CNN’s Van Jones: Ferguson Decision a ‘Farce’

On Monday night, CNN contributor Van Jones tweeted what much of Black America seemed to be thinking about the grand jury decision in Ferguson.

“This entire process was a farce, inside of a cruel joke, wrapped up by an insult,” Jones repeated during a phone interview on Tuesday. “That’s what I think about it. From beginning to end, a classic, blatant brazen case of a police coverup in broad daylight. Anybody who knows anything about the criminal justice system knows that this is tragic.”

After months of deliberation, the grand jury decided not to indict Officer Darren Wilson in the fatal shooting of unarmed teen Michael Brown.

“it shouldn’t have gone to grand jury,” Jones insists. “The prosecutor should have charged Darren Wilson with manslaughter at minimum based on facts. There was an unarmed kid gunned down by a police officer and there were multiple witnesses.”

And Jones isn’t buying Wilson’s testimony, which he provided to the grand jury.

“The officer’s story is completely made up. He doesn’t write a [police] report until a month later? He writes a report to spin the facts. He found the facts, then wrote the report,” he suggests. “So of course, months later, everything lines up because you had all the facts. You knew where you had to say you were standing for it to all make sense … It’s a textbook open-and-close police coverup of an unjustified shooting. And the way they put it together, it wouldn’t even work in Hollywood.”

Although the controversial decision was made Monday afternoon, officials waited until nightfall to publicly announce the outcome. And protests-both peaceful and violent-erupted across the country.

Jones was on the scene and on air in Ferguson throughout the chaos.

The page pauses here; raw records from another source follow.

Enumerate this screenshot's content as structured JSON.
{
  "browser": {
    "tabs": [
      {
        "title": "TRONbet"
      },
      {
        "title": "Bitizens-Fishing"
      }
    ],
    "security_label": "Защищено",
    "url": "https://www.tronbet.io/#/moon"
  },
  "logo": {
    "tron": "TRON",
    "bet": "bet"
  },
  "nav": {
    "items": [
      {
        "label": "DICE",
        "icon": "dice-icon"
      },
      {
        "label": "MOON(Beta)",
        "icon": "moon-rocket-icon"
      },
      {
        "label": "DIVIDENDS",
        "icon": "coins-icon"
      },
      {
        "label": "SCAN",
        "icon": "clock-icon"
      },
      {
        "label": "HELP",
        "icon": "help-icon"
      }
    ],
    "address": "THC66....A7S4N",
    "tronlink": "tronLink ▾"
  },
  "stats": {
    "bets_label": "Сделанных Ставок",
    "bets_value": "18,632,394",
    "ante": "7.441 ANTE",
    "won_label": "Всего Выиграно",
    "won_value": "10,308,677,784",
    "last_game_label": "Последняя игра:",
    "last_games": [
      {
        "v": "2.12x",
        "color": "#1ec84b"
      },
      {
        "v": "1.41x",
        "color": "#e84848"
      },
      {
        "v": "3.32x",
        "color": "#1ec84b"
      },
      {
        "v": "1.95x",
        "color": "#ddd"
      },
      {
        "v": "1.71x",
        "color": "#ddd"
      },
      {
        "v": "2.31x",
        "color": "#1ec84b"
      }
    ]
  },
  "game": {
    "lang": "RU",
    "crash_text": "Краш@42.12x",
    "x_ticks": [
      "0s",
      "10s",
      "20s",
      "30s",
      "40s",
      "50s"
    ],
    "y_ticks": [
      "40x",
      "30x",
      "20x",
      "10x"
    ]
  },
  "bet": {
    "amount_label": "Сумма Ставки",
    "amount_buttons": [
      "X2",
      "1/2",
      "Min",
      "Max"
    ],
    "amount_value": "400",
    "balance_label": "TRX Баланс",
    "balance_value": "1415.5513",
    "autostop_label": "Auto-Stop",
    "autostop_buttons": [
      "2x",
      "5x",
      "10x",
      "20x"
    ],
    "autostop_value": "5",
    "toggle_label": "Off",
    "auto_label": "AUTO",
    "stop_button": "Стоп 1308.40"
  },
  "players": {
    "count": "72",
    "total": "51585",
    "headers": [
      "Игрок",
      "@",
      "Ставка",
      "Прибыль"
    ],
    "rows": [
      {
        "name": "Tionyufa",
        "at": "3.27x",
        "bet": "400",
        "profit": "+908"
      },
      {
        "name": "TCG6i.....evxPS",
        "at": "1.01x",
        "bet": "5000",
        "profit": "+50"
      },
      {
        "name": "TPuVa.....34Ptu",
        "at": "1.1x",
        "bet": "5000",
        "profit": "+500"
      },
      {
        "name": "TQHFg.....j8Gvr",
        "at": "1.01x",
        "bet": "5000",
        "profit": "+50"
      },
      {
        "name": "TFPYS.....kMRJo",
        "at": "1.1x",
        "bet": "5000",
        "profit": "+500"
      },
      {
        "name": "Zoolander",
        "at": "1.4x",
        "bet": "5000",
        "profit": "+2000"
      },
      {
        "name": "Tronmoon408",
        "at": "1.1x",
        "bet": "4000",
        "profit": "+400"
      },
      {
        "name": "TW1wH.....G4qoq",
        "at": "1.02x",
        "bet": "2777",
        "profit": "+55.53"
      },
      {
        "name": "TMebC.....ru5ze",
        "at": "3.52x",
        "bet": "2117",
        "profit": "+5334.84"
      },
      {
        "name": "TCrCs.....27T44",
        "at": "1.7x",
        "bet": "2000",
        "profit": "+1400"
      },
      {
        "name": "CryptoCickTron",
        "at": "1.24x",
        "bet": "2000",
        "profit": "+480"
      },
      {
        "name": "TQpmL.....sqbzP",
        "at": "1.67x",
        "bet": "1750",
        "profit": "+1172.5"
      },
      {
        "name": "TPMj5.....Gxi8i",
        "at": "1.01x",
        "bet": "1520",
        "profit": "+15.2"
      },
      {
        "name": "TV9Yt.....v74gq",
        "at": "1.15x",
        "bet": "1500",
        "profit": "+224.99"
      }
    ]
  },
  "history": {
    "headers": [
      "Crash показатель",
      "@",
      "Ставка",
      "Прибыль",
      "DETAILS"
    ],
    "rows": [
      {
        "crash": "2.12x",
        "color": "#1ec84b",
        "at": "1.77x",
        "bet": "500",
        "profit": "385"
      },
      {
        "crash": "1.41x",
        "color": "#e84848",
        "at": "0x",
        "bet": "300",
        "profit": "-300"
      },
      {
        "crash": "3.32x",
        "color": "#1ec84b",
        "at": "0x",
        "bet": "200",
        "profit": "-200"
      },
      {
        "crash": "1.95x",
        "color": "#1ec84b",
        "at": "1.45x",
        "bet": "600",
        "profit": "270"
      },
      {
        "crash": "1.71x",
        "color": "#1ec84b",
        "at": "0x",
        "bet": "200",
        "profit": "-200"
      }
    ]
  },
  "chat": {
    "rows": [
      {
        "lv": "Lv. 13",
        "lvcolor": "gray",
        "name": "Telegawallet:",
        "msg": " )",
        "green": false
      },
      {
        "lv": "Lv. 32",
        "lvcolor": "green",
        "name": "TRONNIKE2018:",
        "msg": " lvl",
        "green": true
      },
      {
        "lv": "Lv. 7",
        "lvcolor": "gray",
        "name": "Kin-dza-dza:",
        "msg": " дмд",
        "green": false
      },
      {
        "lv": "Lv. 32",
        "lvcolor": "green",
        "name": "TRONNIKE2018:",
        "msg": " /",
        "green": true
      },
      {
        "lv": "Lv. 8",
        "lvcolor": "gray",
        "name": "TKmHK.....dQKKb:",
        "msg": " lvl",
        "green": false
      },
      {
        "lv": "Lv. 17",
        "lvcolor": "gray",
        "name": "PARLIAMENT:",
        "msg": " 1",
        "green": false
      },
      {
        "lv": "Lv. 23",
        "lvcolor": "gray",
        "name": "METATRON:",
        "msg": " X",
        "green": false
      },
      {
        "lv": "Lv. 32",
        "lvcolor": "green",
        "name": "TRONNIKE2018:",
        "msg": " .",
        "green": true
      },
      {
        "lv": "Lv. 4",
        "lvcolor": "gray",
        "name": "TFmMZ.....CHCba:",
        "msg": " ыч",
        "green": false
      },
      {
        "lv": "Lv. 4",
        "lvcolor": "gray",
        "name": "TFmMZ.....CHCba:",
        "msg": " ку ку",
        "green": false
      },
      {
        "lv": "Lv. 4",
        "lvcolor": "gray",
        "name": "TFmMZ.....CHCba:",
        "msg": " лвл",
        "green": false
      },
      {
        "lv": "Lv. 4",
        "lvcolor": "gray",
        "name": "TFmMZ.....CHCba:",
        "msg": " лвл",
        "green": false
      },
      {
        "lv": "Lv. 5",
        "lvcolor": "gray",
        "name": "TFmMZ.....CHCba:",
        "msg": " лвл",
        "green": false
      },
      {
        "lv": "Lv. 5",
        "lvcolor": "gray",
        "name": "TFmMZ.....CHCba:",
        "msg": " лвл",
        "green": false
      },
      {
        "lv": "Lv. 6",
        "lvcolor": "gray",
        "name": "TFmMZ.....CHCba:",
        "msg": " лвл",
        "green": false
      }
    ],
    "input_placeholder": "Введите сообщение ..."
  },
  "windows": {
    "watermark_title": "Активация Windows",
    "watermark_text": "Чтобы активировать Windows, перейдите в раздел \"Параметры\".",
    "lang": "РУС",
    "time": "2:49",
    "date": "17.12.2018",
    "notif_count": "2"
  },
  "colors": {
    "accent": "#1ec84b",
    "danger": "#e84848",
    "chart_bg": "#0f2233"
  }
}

“I hate to admit that I expected the police to have a better handle on things, but the police just botched this from beginning to end,” he said. “I was tear gassed. I couldn’t see, I couldn’t breathe. I was screaming for help and I can’t figure out why we’re even there that late at night when this could have been announced at noon. I can’t figure out why there are literally tear gassing reporters on live television in the United States of America. I can’t figure out why there are flash bang grenades being lobbed over my head at protestors who are trying to carry injured people toward the police for help.”

At the height of the demonstrations, Jones estimated there were probably about 700 to 800 people in the streets.

“And maybe 25 of them were knuckleheads causing all kinds of problems,” he says. “Seven hundred were angry, but they were showing restraint. The problem is that the knuckleheads were so aggressive and nuts, that the police decided not to make any distinction between them or anyone else.”

Websites such as and are providing peaceful alternatives to rioting in the streets. Jones, however, believes a more tech-savvy approach may be the solution.

“I’ve been focusing on this organization called to try to teach our young people about computer science and ways to be a part of the innovation economy because nobody’s coming to help us,” he says. “Let’s become a part of this whole Silicon Valley revolution and start building our own Yahoos and our own Facebooks, our own Twitters and maybe that’s a way out.”